> [TRY IT] What you return must match the records exactly, with every line included.
MATERIAL FOR THIS EXERCISE Start Marker
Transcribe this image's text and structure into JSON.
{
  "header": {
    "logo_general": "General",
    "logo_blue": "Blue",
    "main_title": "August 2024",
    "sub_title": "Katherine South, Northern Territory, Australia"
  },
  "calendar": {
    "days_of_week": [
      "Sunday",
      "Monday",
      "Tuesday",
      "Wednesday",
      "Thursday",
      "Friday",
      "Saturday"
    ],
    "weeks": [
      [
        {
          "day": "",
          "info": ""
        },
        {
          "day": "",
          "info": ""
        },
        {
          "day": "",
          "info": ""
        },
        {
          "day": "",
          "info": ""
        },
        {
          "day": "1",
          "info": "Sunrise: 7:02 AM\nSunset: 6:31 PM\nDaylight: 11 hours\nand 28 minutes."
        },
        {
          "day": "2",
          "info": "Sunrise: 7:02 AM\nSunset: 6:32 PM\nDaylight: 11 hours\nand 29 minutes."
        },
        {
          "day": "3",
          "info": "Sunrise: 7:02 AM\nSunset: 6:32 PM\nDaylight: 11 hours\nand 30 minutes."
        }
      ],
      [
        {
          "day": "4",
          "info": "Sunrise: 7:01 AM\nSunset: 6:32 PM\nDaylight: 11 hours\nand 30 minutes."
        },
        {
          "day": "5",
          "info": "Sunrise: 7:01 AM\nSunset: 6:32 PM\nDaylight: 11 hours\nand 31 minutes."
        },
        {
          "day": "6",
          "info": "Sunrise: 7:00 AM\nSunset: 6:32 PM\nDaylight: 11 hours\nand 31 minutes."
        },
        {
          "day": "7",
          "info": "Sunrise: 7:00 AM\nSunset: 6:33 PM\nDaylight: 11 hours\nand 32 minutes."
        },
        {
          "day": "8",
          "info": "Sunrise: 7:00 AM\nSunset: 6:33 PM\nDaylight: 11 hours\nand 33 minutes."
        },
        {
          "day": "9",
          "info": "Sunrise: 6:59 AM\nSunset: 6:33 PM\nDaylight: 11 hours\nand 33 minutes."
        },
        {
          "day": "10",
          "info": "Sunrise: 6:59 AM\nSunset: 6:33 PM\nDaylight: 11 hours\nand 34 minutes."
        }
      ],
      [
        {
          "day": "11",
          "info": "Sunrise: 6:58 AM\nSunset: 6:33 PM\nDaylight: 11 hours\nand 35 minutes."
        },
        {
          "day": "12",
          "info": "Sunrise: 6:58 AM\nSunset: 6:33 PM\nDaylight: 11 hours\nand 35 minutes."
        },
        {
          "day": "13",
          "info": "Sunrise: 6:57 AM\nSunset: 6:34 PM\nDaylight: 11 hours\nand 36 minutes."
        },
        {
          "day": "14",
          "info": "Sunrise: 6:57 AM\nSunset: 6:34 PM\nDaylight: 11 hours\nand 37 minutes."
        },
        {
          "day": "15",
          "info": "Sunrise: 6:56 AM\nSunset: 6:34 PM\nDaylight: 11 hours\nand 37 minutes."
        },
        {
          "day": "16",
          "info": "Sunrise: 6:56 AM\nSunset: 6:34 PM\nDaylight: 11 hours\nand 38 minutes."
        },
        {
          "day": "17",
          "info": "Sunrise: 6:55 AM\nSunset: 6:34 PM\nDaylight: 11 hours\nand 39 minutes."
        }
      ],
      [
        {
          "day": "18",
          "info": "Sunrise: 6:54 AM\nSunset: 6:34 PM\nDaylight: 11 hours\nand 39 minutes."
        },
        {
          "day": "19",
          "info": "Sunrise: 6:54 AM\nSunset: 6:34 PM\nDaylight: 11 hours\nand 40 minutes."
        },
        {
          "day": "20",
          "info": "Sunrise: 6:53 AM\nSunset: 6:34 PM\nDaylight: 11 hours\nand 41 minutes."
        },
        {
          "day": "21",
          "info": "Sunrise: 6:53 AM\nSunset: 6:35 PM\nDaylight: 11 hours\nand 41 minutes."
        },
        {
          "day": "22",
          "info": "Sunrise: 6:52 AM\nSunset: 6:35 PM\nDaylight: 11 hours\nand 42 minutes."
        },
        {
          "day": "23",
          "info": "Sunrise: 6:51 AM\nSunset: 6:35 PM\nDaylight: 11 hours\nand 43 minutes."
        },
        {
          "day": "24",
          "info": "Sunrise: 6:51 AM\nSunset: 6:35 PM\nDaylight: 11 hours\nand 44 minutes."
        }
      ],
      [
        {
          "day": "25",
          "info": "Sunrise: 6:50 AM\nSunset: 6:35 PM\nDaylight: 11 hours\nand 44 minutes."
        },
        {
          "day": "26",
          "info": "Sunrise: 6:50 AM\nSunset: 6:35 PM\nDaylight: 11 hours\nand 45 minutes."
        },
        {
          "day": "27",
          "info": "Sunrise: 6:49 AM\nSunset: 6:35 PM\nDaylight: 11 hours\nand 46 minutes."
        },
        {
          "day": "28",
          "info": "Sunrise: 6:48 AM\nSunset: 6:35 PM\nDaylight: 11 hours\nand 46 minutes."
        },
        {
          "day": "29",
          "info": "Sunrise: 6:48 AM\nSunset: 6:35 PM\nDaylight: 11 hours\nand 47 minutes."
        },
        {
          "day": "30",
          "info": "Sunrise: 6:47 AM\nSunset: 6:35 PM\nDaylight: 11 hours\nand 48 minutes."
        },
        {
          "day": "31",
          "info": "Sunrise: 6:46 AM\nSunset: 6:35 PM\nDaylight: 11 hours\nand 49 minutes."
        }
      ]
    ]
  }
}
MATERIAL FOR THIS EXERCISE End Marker
> [OUTPUT OF THE TASK]
Transcribe this image's text and structure into JSON.
{
  "header": {
    "logo_general": "General",
    "logo_blue": "Blue",
    "main_title": "August 2024",
    "sub_title": "Katherine South, Northern Territory, Australia"
  },
  "calendar": {
    "days_of_week": [
      "Sunday",
      "Monday",
      "Tuesday",
      "Wednesday",
      "Thursday",
      "Friday",
      "Saturday"
    ],
    "weeks": [
      [
        {
          "day": "",
          "info": ""
        },
        {
          "day": "",
          "info": ""
        },
        {
          "day": "",
          "info": ""
        },
        {
          "day": "",
          "info": ""
        },
        {
          "day": "1",
          "info": "Sunrise: 7:02 AM\nSunset: 6:31 PM\nDaylight: 11 hours\nand 28 minutes."
        },
        {
          "day": "2",
          "info": "Sunrise: 7:02 AM\nSunset: 6:32 PM\nDaylight: 11 hours\nand 29 minutes."
        },
        {
          "day": "3",
          "info": "Sunrise: 7:02 AM\nSunset: 6:32 PM\nDaylight: 11 hours\nand 30 minutes."
        }
      ],
      [
        {
          "day": "4",
          "info": "Sunrise: 7:01 AM\nSunset: 6:32 PM\nDaylight: 11 hours\nand 30 minutes."
        },
        {
          "day": "5",
          "info": "Sunrise: 7:01 AM\nSunset: 6:32 PM\nDaylight: 11 hours\nand 31 minutes."
        },
        {
          "day": "6",
          "info": "Sunrise: 7:00 AM\nSunset: 6:32 PM\nDaylight: 11 hours\nand 31 minutes."
        },
        {
          "day": "7",
          "info": "Sunrise: 7:00 AM\nSunset: 6:33 PM\nDaylight: 11 hours\nand 32 minutes."
        },
        {
          "day": "8",
          "info": "Sunrise: 7:00 AM\nSunset: 6:33 PM\nDaylight: 11 hours\nand 33 minutes."
        },
        {
          "day": "9",
          "info": "Sunrise: 6:59 AM\nSunset: 6:33 PM\nDaylight: 11 hours\nand 33 minutes."
        },
        {
          "day": "10",
          "info": "Sunrise: 6:59 AM\nSunset: 6:33 PM\nDaylight: 11 hours\nand 34 minutes."
        }
      ],
      [
        {
          "day": "11",
          "info": "Sunrise: 6:58 AM\nSunset: 6:33 PM\nDaylight: 11 hours\nand 35 minutes."
        },
        {
          "day": "12",
          "info": "Sunrise: 6:58 AM\nSunset: 6:33 PM\nDaylight: 11 hours\nand 35 minutes."
        },
        {
          "day": "13",
          "info": "Sunrise: 6:57 AM\nSunset: 6:34 PM\nDaylight: 11 hours\nand 36 minutes."
        },
        {
          "day": "14",
          "info": "Sunrise: 6:57 AM\nSunset: 6:34 PM\nDaylight: 11 hours\nand 37 minutes."
        },
        {
          "day": "15",
          "info": "Sunrise: 6:56 AM\nSunset: 6:34 PM\nDaylight: 11 hours\nand 37 minutes."
        },
        {
          "day": "16",
          "info": "Sunrise: 6:56 AM\nSunset: 6:34 PM\nDaylight: 11 hours\nand 38 minutes."
        },
        {
          "day": "17",
          "info": "Sunrise: 6:55 AM\nSunset: 6:34 PM\nDaylight: 11 hours\nand 39 minutes."
        }
      ],
      [
        {
          "day": "18",
          "info": "Sunrise: 6:54 AM\nSunset: 6:34 PM\nDaylight: 11 hours\nand 39 minutes."
        },
        {
          "day": "19",
          "info": "Sunrise: 6:54 AM\nSunset: 6:34 PM\nDaylight: 11 hours\nand 40 minutes."
        },
        {
          "day": "20",
          "info": "Sunrise: 6:53 AM\nSunset: 6:34 PM\nDaylight: 11 hours\nand 41 minutes."
        },
        {
          "day": "21",
          "info": "Sunrise: 6:53 AM\nSunset: 6:35 PM\nDaylight: 11 hours\nand 41 minutes."
        },
        {
          "day": "22",
          "info": "Sunrise: 6:52 AM\nSunset: 6:35 PM\nDaylight: 11 hours\nand 42 minutes."
        },
        {
          "day": "23",
          "info": "Sunrise: 6:51 AM\nSunset: 6:35 PM\nDaylight: 11 hours\nand 43 minutes."
        },
        {
          "day": "24",
          "info": "Sunrise: 6:51 AM\nSunset: 6:35 PM\nDaylight: 11 hours\nand 44 minutes."
        }
      ],
      [
        {
          "day": "25",
          "info": "Sunrise: 6:50 AM\nSunset: 6:35 PM\nDaylight: 11 hours\nand 44 minutes."
        },
        {
          "day": "26",
          "info": "Sunrise: 6:50 AM\nSunset: 6:35 PM\nDaylight: 11 hours\nand 45 minutes."
        },
        {
          "day": "27",
          "info": "Sunrise: 6:49 AM\nSunset: 6:35 PM\nDaylight: 11 hours\nand 46 minutes."
        },
        {
          "day": "28",
          "info": "Sunrise: 6:48 AM\nSunset: 6:35 PM\nDaylight: 11 hours\nand 46 minutes."
        },
        {
          "day": "29",
          "info": "Sunrise: 6:48 AM\nSunset: 6:35 PM\nDaylight: 11 hours\nand 47 minutes."
        },
        {
          "day": "30",
          "info": "Sunrise: 6:47 AM\nSunset: 6:35 PM\nDaylight: 11 hours\nand 48 minutes."
        },
        {
          "day": "31",
          "info": "Sunrise: 6:46 AM\nSunset: 6:35 PM\nDaylight: 11 hours\nand 49 minutes."
        }
      ]
    ]
  }
}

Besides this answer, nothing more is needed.